We have demonstrated that E-cadherin-mediated cell-cell contact is critical for the generation of induced pluripotent stem cells. Knockdown of E-cadherin results in reduced reprogramming efficiency due to the loss of cell-cell contact. Further more, upregualtion of E-cadherin by chemicals or by direct overexpression significantly facilitates reprogramming. Our results provide a novel function of E-cadherin and give new insights into the mechanisms of reprogramming.

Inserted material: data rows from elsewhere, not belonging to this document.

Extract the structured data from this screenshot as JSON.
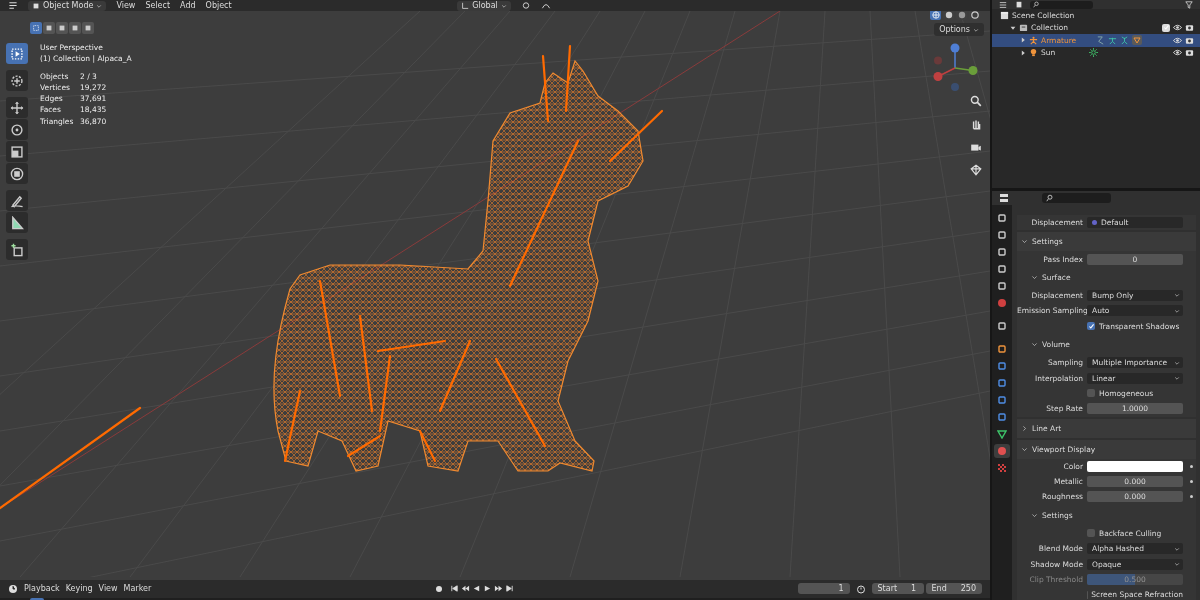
{
  "header": {
    "mode": "Object Mode",
    "menus": [
      "View",
      "Select",
      "Add",
      "Object"
    ],
    "orientation": "Global"
  },
  "select_modes": [
    {
      "selected": true
    },
    {
      "selected": false
    },
    {
      "selected": false
    },
    {
      "selected": false
    },
    {
      "selected": false
    }
  ],
  "shading_modes": [
    {
      "selected": true
    },
    {
      "selected": false
    },
    {
      "selected": false
    },
    {
      "selected": false
    }
  ],
  "options_button": "Options",
  "overlay": {
    "view": "User Perspective",
    "collection": "(1) Collection | Alpaca_A",
    "stats": [
      {
        "label": "Objects",
        "value": "2 / 3"
      },
      {
        "label": "Vertices",
        "value": "19,272"
      },
      {
        "label": "Edges",
        "value": "37,691"
      },
      {
        "label": "Faces",
        "value": "18,435"
      },
      {
        "label": "Triangles",
        "value": "36,870"
      }
    ]
  },
  "tools": [
    {
      "selected": true
    },
    {
      "selected": false
    },
    {
      "selected": false
    },
    {
      "selected": false
    },
    {
      "selected": false
    },
    {
      "selected": false
    },
    {
      "selected": false
    },
    {
      "selected": false
    },
    {
      "selected": false
    }
  ],
  "outliner": {
    "tree": [
      {
        "label": "Scene Collection",
        "children": [
          {
            "label": "Collection",
            "expanded": true,
            "checked": true,
            "children": [
              {
                "label": "Armature",
                "selected": true,
                "expanded": false
              },
              {
                "label": "Sun",
                "selected": false,
                "expanded": false
              }
            ]
          }
        ]
      }
    ]
  },
  "properties": {
    "tabs": [
      {
        "selected": false
      },
      {
        "selected": false
      },
      {
        "selected": false
      },
      {
        "selected": false
      },
      {
        "selected": false
      },
      {
        "selected": false
      },
      {
        "selected": false
      },
      {
        "selected": false
      },
      {
        "selected": false
      },
      {
        "selected": false
      },
      {
        "selected": false
      },
      {
        "selected": false
      },
      {
        "selected": false
      },
      {
        "selected": true
      },
      {
        "selected": false
      }
    ],
    "rows": [
      {
        "kind": "socket",
        "label": "Displacement",
        "value": "Default"
      },
      {
        "kind": "section",
        "label": "Settings",
        "expanded": true,
        "children": [
          {
            "kind": "number",
            "label": "Pass Index",
            "value": "0"
          },
          {
            "kind": "section",
            "label": "Surface",
            "expanded": true,
            "children": [
              {
                "kind": "dropdown",
                "label": "Displacement",
                "value": "Bump Only"
              },
              {
                "kind": "dropdown",
                "label": "Emission Sampling",
                "value": "Auto"
              },
              {
                "kind": "checkbox",
                "label": "Transparent Shadows",
                "checked": true
              }
            ]
          },
          {
            "kind": "section",
            "label": "Volume",
            "expanded": true,
            "children": [
              {
                "kind": "dropdown",
                "label": "Sampling",
                "value": "Multiple Importance"
              },
              {
                "kind": "dropdown",
                "label": "Interpolation",
                "value": "Linear"
              },
              {
                "kind": "checkbox",
                "label": "Homogeneous",
                "checked": false
              },
              {
                "kind": "number",
                "label": "Step Rate",
                "value": "1.0000"
              }
            ]
          }
        ]
      },
      {
        "kind": "section",
        "label": "Line Art",
        "expanded": false
      },
      {
        "kind": "section",
        "label": "Viewport Display",
        "expanded": true,
        "children": [
          {
            "kind": "color",
            "label": "Color",
            "color": "#ffffff",
            "animatable": true
          },
          {
            "kind": "number",
            "label": "Metallic",
            "value": "0.000",
            "animatable": true
          },
          {
            "kind": "number",
            "label": "Roughness",
            "value": "0.000",
            "animatable": true
          },
          {
            "kind": "section",
            "label": "Settings",
            "expanded": true,
            "children": [
              {
                "kind": "checkbox",
                "label": "Backface Culling",
                "checked": false
              },
              {
                "kind": "dropdown",
                "label": "Blend Mode",
                "value": "Alpha Hashed"
              },
              {
                "kind": "dropdown",
                "label": "Shadow Mode",
                "value": "Opaque"
              },
              {
                "kind": "slider",
                "label": "Clip Threshold",
                "value": "0.500",
                "level": 0.5,
                "disabled": true
              },
              {
                "kind": "checkbox",
                "label": "Screen Space Refraction",
                "checked": false
              }
            ]
          }
        ]
      }
    ]
  },
  "timeline": {
    "menus": [
      "Playback",
      "Keying",
      "View",
      "Marker"
    ],
    "current_frame": "1",
    "start_label": "Start",
    "start": "1",
    "end_label": "End",
    "end": "250"
  }
}
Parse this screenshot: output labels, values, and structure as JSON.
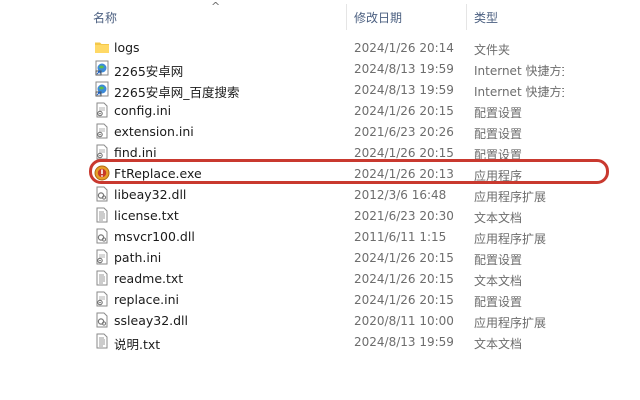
{
  "header": {
    "name_label": "名称",
    "date_label": "修改日期",
    "type_label": "类型",
    "sort_indicator": "^"
  },
  "highlight_color": "#c9392f",
  "files": [
    {
      "name": "logs",
      "date": "2024/1/26 20:14",
      "type": "文件夹",
      "icon": "folder-icon"
    },
    {
      "name": "2265安卓网",
      "date": "2024/8/13 19:59",
      "type": "Internet 快捷方式",
      "icon": "internet-shortcut-icon"
    },
    {
      "name": "2265安卓网_百度搜索",
      "date": "2024/8/13 19:59",
      "type": "Internet 快捷方式",
      "icon": "internet-shortcut-icon"
    },
    {
      "name": "config.ini",
      "date": "2024/1/26 20:15",
      "type": "配置设置",
      "icon": "ini-file-icon"
    },
    {
      "name": "extension.ini",
      "date": "2021/6/23 20:26",
      "type": "配置设置",
      "icon": "ini-file-icon"
    },
    {
      "name": "find.ini",
      "date": "2024/1/26 20:15",
      "type": "配置设置",
      "icon": "ini-file-icon"
    },
    {
      "name": "FtReplace.exe",
      "date": "2024/1/26 20:13",
      "type": "应用程序",
      "icon": "exe-app-icon"
    },
    {
      "name": "libeay32.dll",
      "date": "2012/3/6 16:48",
      "type": "应用程序扩展",
      "icon": "dll-file-icon"
    },
    {
      "name": "license.txt",
      "date": "2021/6/23 20:30",
      "type": "文本文档",
      "icon": "text-file-icon"
    },
    {
      "name": "msvcr100.dll",
      "date": "2011/6/11 1:15",
      "type": "应用程序扩展",
      "icon": "dll-file-icon"
    },
    {
      "name": "path.ini",
      "date": "2024/1/26 20:15",
      "type": "配置设置",
      "icon": "ini-file-icon"
    },
    {
      "name": "readme.txt",
      "date": "2024/1/26 20:15",
      "type": "文本文档",
      "icon": "text-file-icon"
    },
    {
      "name": "replace.ini",
      "date": "2024/1/26 20:15",
      "type": "配置设置",
      "icon": "ini-file-icon"
    },
    {
      "name": "ssleay32.dll",
      "date": "2020/8/11 10:00",
      "type": "应用程序扩展",
      "icon": "dll-file-icon"
    },
    {
      "name": "说明.txt",
      "date": "2024/8/13 19:59",
      "type": "文本文档",
      "icon": "text-file-icon"
    }
  ]
}
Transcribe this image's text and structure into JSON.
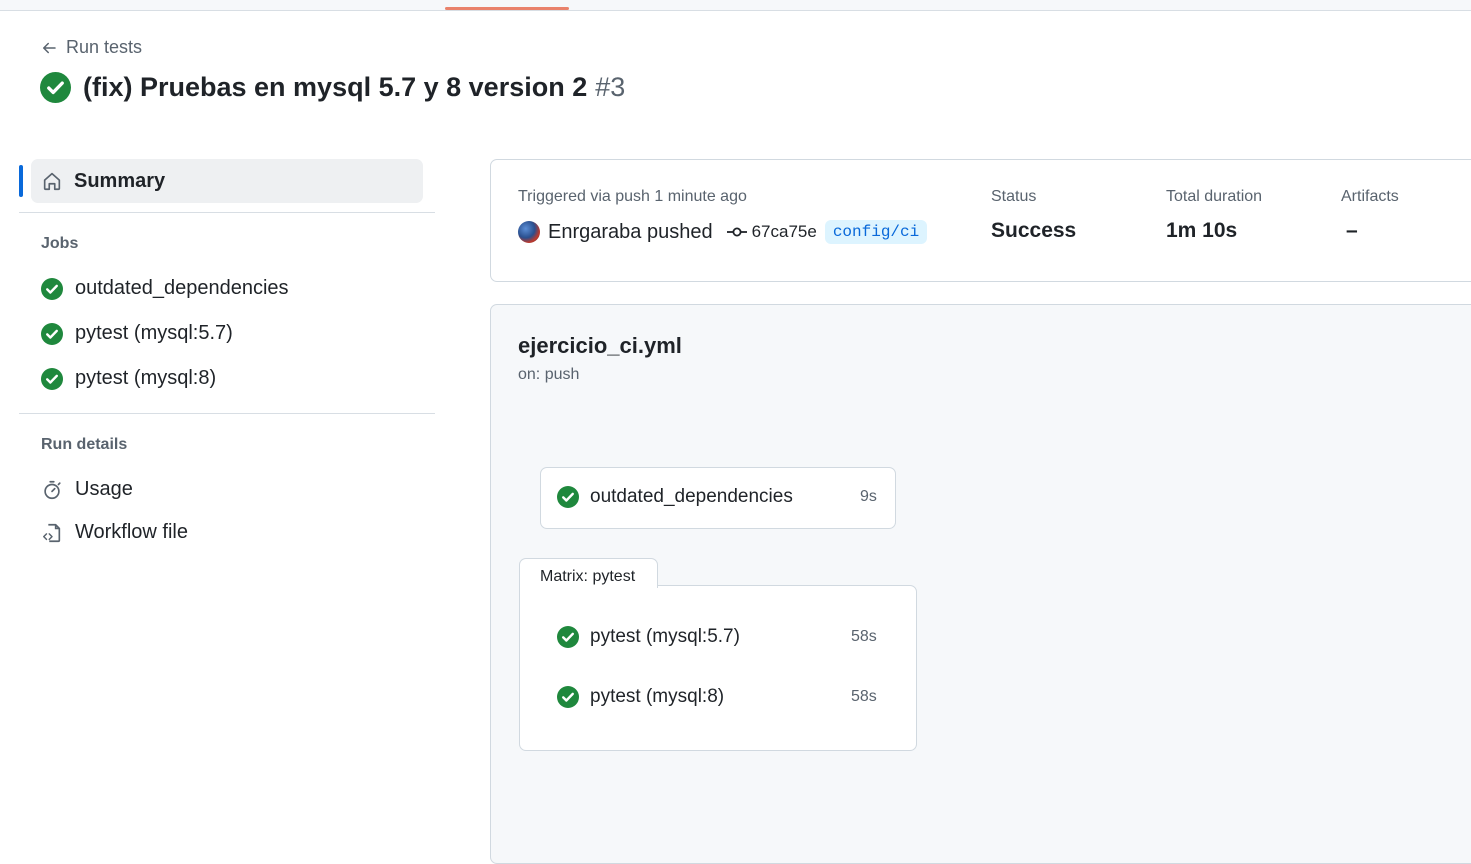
{
  "header": {
    "back_label": "Run tests",
    "title": "(fix) Pruebas en mysql 5.7 y 8 version 2",
    "run_number": "#3"
  },
  "sidebar": {
    "summary_label": "Summary",
    "jobs_heading": "Jobs",
    "jobs": [
      {
        "label": "outdated_dependencies",
        "status": "success"
      },
      {
        "label": "pytest (mysql:5.7)",
        "status": "success"
      },
      {
        "label": "pytest (mysql:8)",
        "status": "success"
      }
    ],
    "run_details_heading": "Run details",
    "details": [
      {
        "label": "Usage",
        "icon": "stopwatch-icon"
      },
      {
        "label": "Workflow file",
        "icon": "file-code-icon"
      }
    ]
  },
  "summary": {
    "trigger_text": "Triggered via push 1 minute ago",
    "actor": "Enrgaraba pushed",
    "commit_sha": "67ca75e",
    "branch": "config/ci",
    "status_label": "Status",
    "status_value": "Success",
    "duration_label": "Total duration",
    "duration_value": "1m 10s",
    "artifacts_label": "Artifacts",
    "artifacts_value": "–"
  },
  "workflow": {
    "file_name": "ejercicio_ci.yml",
    "trigger": "on: push",
    "standalone_job": {
      "label": "outdated_dependencies",
      "duration": "9s"
    },
    "matrix": {
      "label": "Matrix: pytest",
      "jobs": [
        {
          "label": "pytest (mysql:5.7)",
          "duration": "58s"
        },
        {
          "label": "pytest (mysql:8)",
          "duration": "58s"
        }
      ]
    }
  },
  "colors": {
    "success": "#1f883d",
    "accent": "#0969da",
    "muted": "#59636e"
  }
}
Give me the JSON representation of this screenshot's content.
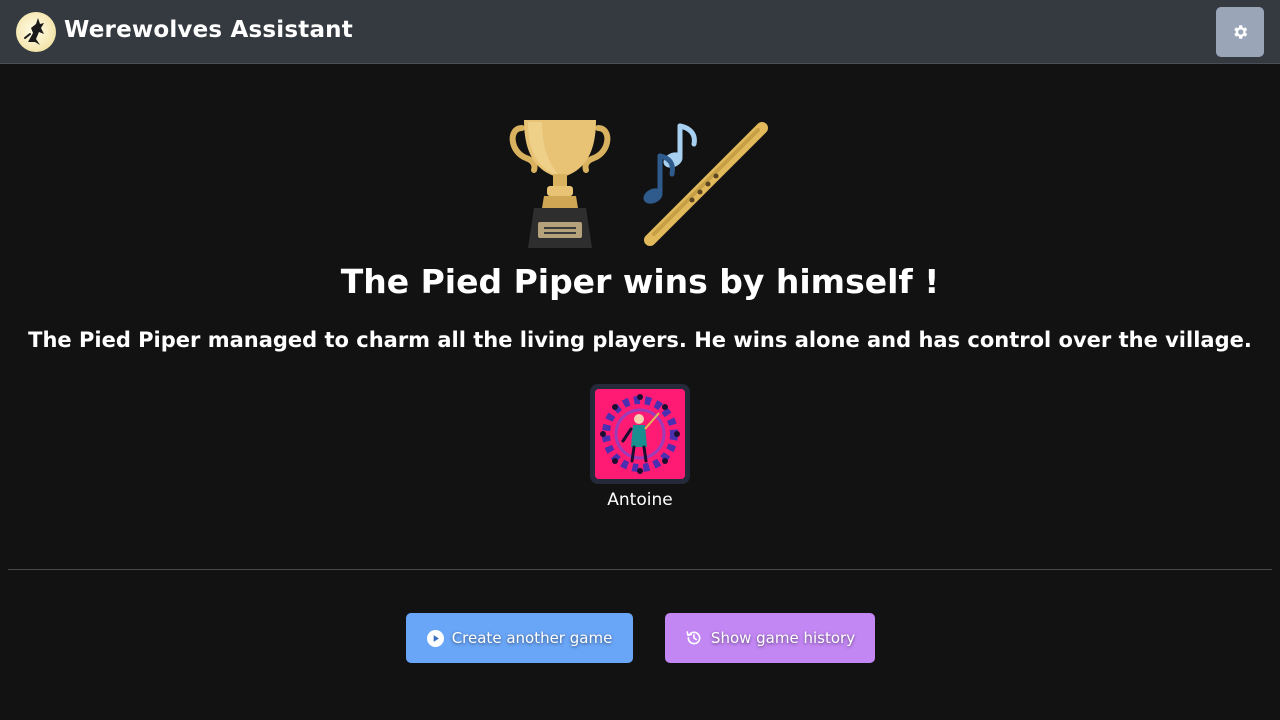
{
  "header": {
    "title": "Werewolves Assistant",
    "logo_icon": "werewolf-moon-logo",
    "settings_icon": "gear-icon"
  },
  "result": {
    "icons": [
      "trophy-icon",
      "flute-icon"
    ],
    "headline": "The Pied Piper wins by himself !",
    "description": "The Pied Piper managed to charm all the living players. He wins alone and has control over the village."
  },
  "winners": [
    {
      "name": "Antoine",
      "role_icon": "pied-piper-role-icon"
    }
  ],
  "actions": {
    "create_label": "Create another game",
    "create_icon": "play-circle-icon",
    "history_label": "Show game history",
    "history_icon": "history-icon"
  },
  "colors": {
    "topbar": "#343a40",
    "background": "#121212",
    "create_button": "#6aa6f8",
    "history_button": "#c387f4",
    "settings_button": "#9aa6b8",
    "avatar_background": "#ff1a74"
  }
}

We thank Dr. Duanqing Pei for continued help and instructions on the iPS generation technology. We thank Dr. Junlin Guan, Dr. Jian Zhao, and Dr. Xin Xie for helpful discussion and Jing Liao and Lei Qian for technical assistance. We appreciate Shunmei Xin, Shan Chen, and Xianglu Zeng for their technical assistance. We thank all members of the lab for sharing reagents and advice. We thank Chinese National Compound Resource Center for providing us the chemical libraries for initial screenings. We thank FulenGen for providing us with some of the plasmids. This research was supported by grants from the Ministry of Science and Technology (2007CB947904, 2007CB947100, 2007CB948000, 2009CB9 41100, 2009CB940903, 2010CB944900), National Natural Science Foundation of China (30625014, 30623003, 30871285, 90713047, 90919028, 30871430), Shanghai Municipal Commission for Science and Technology (07DZ22919, 08dj1400500, 08dj1400502, 09PJ1410900), Natural Science Foundation of Shanghai (10ZR1435300), and Chinese Academy of Sciences (SIBS2008001, KSCX2-YW-R-110, KSCX2-YW-R-229).
DISCLOSURE OF POTENTIAL CONFLICTS OF INTEREST
The authors indicate no potential conflicts of interest.